The History of Evolutionary Theory

The idea of evolution can be traced back to ancient Greek philosophers such as Empedocles and Aristotle. However, it was not until the 19th century that Charles Darwin and Alfred Russel Wallace formulated the theory of natural selection as the mechanism for evolution.

Darwin’s seminal work, “On the Origin of Species,” published in 1859, presented evidence for evolution through natural selection. He proposed that variation exists among individuals within a population, and those best adapted to their environment are more likely to survive and reproduce, passing on their advantageous traits to their offspring.

Modern Developments in Evolutionary Theory

Since Darwin’s time, evolutionary theory has progressed significantly.
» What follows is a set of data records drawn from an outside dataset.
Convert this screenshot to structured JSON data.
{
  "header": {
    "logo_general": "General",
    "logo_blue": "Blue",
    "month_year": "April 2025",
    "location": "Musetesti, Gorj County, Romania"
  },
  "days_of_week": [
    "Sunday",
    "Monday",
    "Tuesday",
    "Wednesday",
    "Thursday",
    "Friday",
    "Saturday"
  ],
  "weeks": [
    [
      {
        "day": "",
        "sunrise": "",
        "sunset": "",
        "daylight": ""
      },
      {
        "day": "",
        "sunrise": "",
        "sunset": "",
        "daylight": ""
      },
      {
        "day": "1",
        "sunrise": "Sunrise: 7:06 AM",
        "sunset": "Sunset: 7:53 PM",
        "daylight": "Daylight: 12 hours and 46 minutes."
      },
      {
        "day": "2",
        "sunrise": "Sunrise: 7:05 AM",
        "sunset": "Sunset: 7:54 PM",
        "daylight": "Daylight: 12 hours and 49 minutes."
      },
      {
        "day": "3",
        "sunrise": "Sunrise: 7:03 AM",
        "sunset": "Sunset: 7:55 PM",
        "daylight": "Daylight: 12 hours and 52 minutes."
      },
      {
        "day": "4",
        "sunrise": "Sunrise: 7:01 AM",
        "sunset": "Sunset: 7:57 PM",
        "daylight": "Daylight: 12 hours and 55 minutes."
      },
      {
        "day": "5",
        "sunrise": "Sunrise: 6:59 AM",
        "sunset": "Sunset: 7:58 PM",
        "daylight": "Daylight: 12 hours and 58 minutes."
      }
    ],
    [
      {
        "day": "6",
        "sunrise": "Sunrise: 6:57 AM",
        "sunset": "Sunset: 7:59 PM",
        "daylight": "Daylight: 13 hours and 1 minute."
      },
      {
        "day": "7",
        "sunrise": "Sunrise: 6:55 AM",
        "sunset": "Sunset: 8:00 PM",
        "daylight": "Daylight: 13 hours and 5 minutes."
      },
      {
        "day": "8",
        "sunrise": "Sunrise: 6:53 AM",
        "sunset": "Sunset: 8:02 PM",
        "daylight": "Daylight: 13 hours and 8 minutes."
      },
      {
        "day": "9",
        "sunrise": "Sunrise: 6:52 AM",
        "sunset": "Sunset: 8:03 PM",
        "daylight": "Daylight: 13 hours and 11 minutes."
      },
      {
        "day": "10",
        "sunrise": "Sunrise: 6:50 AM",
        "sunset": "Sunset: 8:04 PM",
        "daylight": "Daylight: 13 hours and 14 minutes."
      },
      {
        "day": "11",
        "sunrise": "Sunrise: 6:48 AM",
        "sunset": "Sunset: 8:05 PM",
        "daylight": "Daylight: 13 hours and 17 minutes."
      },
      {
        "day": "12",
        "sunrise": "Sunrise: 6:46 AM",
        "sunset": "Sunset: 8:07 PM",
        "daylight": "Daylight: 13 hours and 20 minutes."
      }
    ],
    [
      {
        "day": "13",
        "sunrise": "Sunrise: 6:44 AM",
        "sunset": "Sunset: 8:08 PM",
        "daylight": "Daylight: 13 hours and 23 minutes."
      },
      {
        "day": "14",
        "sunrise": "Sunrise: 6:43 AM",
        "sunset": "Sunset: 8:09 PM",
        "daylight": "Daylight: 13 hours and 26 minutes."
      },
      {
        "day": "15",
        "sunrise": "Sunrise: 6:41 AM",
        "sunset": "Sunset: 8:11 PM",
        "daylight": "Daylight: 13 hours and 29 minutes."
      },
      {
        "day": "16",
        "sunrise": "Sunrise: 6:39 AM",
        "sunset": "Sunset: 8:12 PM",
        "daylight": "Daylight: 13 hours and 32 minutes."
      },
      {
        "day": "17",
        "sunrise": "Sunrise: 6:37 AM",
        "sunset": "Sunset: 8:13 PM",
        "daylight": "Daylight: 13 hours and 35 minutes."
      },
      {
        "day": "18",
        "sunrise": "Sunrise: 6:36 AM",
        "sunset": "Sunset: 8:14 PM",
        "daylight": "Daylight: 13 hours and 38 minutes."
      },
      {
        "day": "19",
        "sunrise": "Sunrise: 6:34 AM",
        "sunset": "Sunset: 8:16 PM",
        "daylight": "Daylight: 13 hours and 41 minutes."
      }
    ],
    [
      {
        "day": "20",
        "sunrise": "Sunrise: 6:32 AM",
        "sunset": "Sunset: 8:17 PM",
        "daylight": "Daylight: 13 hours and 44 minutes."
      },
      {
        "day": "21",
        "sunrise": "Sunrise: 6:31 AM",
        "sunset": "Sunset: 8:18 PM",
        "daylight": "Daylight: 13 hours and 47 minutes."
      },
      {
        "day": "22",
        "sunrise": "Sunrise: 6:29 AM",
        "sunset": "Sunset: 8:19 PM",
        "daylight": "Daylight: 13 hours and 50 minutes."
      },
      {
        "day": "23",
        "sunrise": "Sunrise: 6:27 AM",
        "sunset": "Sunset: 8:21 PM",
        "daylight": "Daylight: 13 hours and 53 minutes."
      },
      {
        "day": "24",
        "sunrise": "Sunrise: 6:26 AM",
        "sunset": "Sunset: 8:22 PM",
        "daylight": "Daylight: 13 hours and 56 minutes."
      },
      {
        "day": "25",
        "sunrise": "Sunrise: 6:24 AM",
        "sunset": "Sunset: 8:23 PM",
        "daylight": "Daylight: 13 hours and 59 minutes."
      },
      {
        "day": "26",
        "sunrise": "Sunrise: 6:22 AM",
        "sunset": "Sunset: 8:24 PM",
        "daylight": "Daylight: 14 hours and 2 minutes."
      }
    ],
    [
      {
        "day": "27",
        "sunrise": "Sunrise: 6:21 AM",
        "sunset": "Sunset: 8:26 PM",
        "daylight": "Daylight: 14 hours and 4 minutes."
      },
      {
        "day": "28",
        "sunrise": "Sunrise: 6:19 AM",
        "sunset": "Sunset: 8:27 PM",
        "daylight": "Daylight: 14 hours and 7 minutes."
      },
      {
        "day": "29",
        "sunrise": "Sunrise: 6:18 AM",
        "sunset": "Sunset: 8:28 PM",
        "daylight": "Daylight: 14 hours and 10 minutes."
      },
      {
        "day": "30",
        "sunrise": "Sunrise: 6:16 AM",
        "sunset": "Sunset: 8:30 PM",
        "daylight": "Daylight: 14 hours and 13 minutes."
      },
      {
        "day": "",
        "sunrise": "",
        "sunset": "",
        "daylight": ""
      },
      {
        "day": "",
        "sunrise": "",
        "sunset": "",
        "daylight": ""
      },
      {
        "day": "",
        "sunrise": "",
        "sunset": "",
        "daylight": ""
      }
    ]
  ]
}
The discovery of genetic inheritance and DNA has allowed scientists to examine how traits are passed down through generations and how they change over time.

One significant development in modern evolutionary theory is the concept of punctuated equilibrium proposed by Stephen Jay Gould and Niles Eldredge in 1972. This model suggests that evolution occurs in rapid bursts followed by periods of relative stability rather than a gradual process.

Another major development is molecular evolution, which examines how changes occur at the molecular level within genes and proteins. By comparing DNA sequences across species, scientists can trace evolutionary relationships between organisms.

What Evidence Supports Evolutionary Theory?

There is abundant evidence supporting evolutionary theory from various fields such as paleontology, biogeography, comparative anatomy, embryology, genetics, and more. Fossil records show transitional forms between different groups of organisms that demonstrate gradual change over time.

Biogeography, the study of the distribution of organisms, reveals that species on different continents have similarities that suggest a common ancestor. Comparative anatomy examines the similarities and differences in structures between different species and suggests that they share a common ancestor.

Embryology, the study of the development of embryos across different species, shows similarities in early stages that suggest a shared evolutionary history. Genetics provides direct evidence for evolution through changes in DNA sequences and patterns of inheritance.


The theory of evolution has come a long way since its inception in the 19th century. Modern developments such as punctuated equilibrium, molecular evolution, and genetic studies have provided further evidence for this theory. With increasing knowledge and technology, we continue to learn more about how life on Earth evolved over time.